Download PDFPDF
The Family-School Success intervention improves some family and educational outcomes in children with attention deficit hyperactivity disorder more than a control psychosocial intervention

Statistics from

Request Permissions

If you wish to reuse any or all of this article please use the link below which will take you to the Copyright Clearance Center’s RightsLink service. You will be able to get a quick price and instant permission to reuse the content in many different ways.


Question: Is the Family-School Success (FSS) intervention for children with attention deficit hyperactivity disorder (ADHD) and their families effective in improving family and educational functioning?

Patients: 199 school children in grades 2–6 with DSM-IV ADHD and their families.

Setting: One paediatric hospital's ADHD centre, USA.

Intervention: The FSS intervention versus the Coping with ADHD through Relationships and Education (CARE) intervention over 12 weeks. The weekly FSS sessions consisted of: six parent group meetings and simultaneous child group sessions; four sessions of individualised family therapy and two family-school consultations. FSS included homework interventions, a daily school report card and a structured parent–teachers problem-solving process. CARE aimed to support and educate parents and consisted of 11 group sessions and one family–school meeting.

Outcomes: Parent involvement in education (Parent as Educator Scale, PES; Parent–Teacher Involvement Questionnaire, PTIQ); homework performance (parent-rated Homework Problem Checklist, HPC—inattention/avoidance factor and poor productivity factor; Homework Performance Questionnaire—Teacher version, HPQ-T); parent-child interaction (Parent–Child Relationship Questionnaire, PCRQ); ADHD and oppositional defiant disorder (ODD) symptoms (Swanson, …

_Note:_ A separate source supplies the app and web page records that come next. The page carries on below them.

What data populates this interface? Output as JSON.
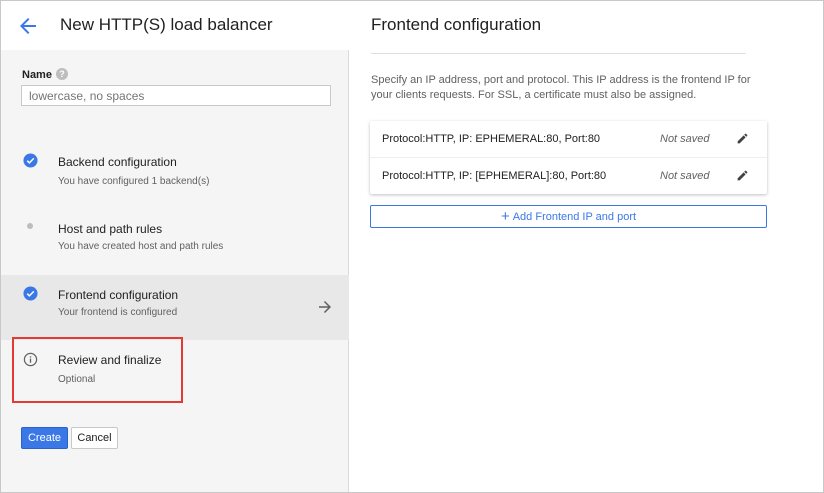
{
  "header": {
    "back_icon": "arrow-back-icon",
    "title": "New HTTP(S) load balancer"
  },
  "name_field": {
    "label": "Name",
    "help_icon": "help-icon",
    "help_glyph": "?",
    "value": "",
    "placeholder": "lowercase, no spaces"
  },
  "steps": [
    {
      "title": "Backend configuration",
      "subtitle": "You have configured 1 backend(s)",
      "state": "complete",
      "icon": "check-circle-icon"
    },
    {
      "title": "Host and path rules",
      "subtitle": "You have created host and path rules",
      "state": "pending",
      "icon": "dot-icon"
    },
    {
      "title": "Frontend configuration",
      "subtitle": "Your frontend is configured",
      "state": "complete-active",
      "icon": "check-circle-icon"
    },
    {
      "title": "Review and finalize",
      "subtitle": "Optional",
      "state": "optional",
      "icon": "info-icon"
    }
  ],
  "actions": {
    "create_label": "Create",
    "cancel_label": "Cancel"
  },
  "frontend": {
    "title": "Frontend configuration",
    "description": "Specify an IP address, port and protocol. This IP address is the frontend IP for your clients requests. For SSL, a certificate must also be assigned.",
    "entries": [
      {
        "text": "Protocol:HTTP, IP: EPHEMERAL:80, Port:80",
        "status": "Not saved"
      },
      {
        "text": "Protocol:HTTP, IP: [EPHEMERAL]:80, Port:80",
        "status": "Not saved"
      }
    ],
    "add_label": "Add Frontend IP and port",
    "add_glyph": "+"
  },
  "colors": {
    "accent": "#3b78e7",
    "highlight": "#e53935",
    "panel_bg": "#f5f5f5",
    "active_step_bg": "#e8e8e8"
  }
}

View Full Text


  • Sources of funding: US National Institute of Mental Health; US Department of Education.


  • Competing interests None.